── SUPPLIED DATA ──
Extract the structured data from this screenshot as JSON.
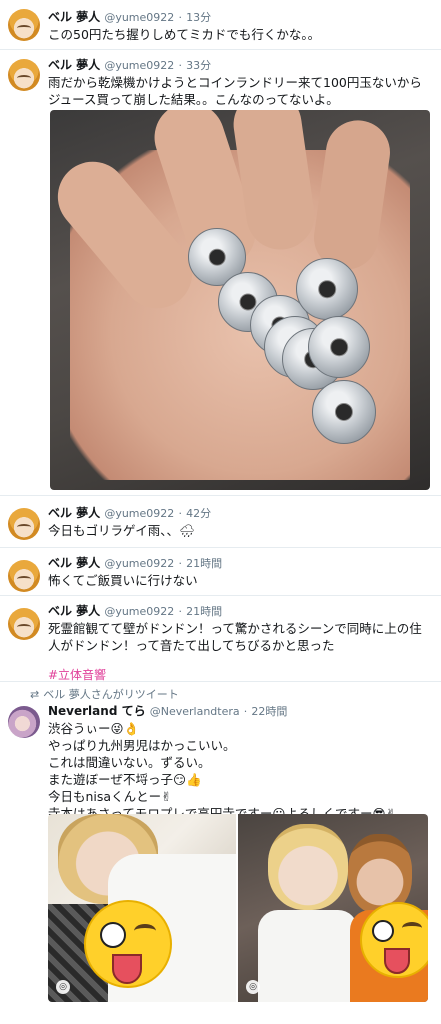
{
  "colors": {
    "link": "#1da1f2",
    "hashtag": "#e0409a",
    "muted": "#657786"
  },
  "tweets": [
    {
      "name": "ベル 夢人",
      "handle": "@yume0922",
      "time": "13分",
      "text": "この50円たち握りしめてミカドでも行くかな。。"
    },
    {
      "name": "ベル 夢人",
      "handle": "@yume0922",
      "time": "33分",
      "text": "雨だから乾燥機かけようとコインランドリー来て100円玉ないからジュース買って崩した結果。。こんなのってないよ。"
    },
    {
      "name": "ベル 夢人",
      "handle": "@yume0922",
      "time": "42分",
      "text": "今日もゴリラゲイ雨、、🌧"
    },
    {
      "name": "ベル 夢人",
      "handle": "@yume0922",
      "time": "21時間",
      "text": "怖くてご飯買いに行けない"
    },
    {
      "name": "ベル 夢人",
      "handle": "@yume0922",
      "time": "21時間",
      "text": "死霊館観てて壁がドンドン！って驚かされるシーンで同時に上の住人がドンドン！って音たて出してちびるかと思った",
      "hashtag": "#立体音響"
    }
  ],
  "retweet": {
    "context": "ベル 夢人さんがリツイート",
    "name": "Neverland てら",
    "handle": "@Neverlandtera",
    "time": "22時間",
    "lines": [
      "渋谷うぃー😜👌",
      "やっぱり九州男児はかっこいい。",
      "これは間違いない。ずるい。",
      "また遊ぼーぜ不埒っ子😏👍",
      "今日もnisaくんとー✌",
      "寺本はあさってモロプレで高円寺ですー☺よろしくですー😎✌"
    ]
  }
}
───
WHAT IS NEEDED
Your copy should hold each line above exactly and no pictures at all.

TASK RESULT
Extract the structured data from this screenshot as JSON.
{
  "colors": {
    "link": "#1da1f2",
    "hashtag": "#e0409a",
    "muted": "#657786"
  },
  "tweets": [
    {
      "name": "ベル 夢人",
      "handle": "@yume0922",
      "time": "13分",
      "text": "この50円たち握りしめてミカドでも行くかな。。"
    },
    {
      "name": "ベル 夢人",
      "handle": "@yume0922",
      "time": "33分",
      "text": "雨だから乾燥機かけようとコインランドリー来て100円玉ないからジュース買って崩した結果。。こんなのってないよ。"
    },
    {
      "name": "ベル 夢人",
      "handle": "@yume0922",
      "time": "42分",
      "text": "今日もゴリラゲイ雨、、🌧"
    },
    {
      "name": "ベル 夢人",
      "handle": "@yume0922",
      "time": "21時間",
      "text": "怖くてご飯買いに行けない"
    },
    {
      "name": "ベル 夢人",
      "handle": "@yume0922",
      "time": "21時間",
      "text": "死霊館観てて壁がドンドン！って驚かされるシーンで同時に上の住人がドンドン！って音たて出してちびるかと思った",
      "hashtag": "#立体音響"
    }
  ],
  "retweet": {
    "context": "ベル 夢人さんがリツイート",
    "name": "Neverland てら",
    "handle": "@Neverlandtera",
    "time": "22時間",
    "lines": [
      "渋谷うぃー😜👌",
      "やっぱり九州男児はかっこいい。",
      "これは間違いない。ずるい。",
      "また遊ぼーぜ不埒っ子😏👍",
      "今日もnisaくんとー✌",
      "寺本はあさってモロプレで高円寺ですー☺よろしくですー😎✌"
    ]
  }
}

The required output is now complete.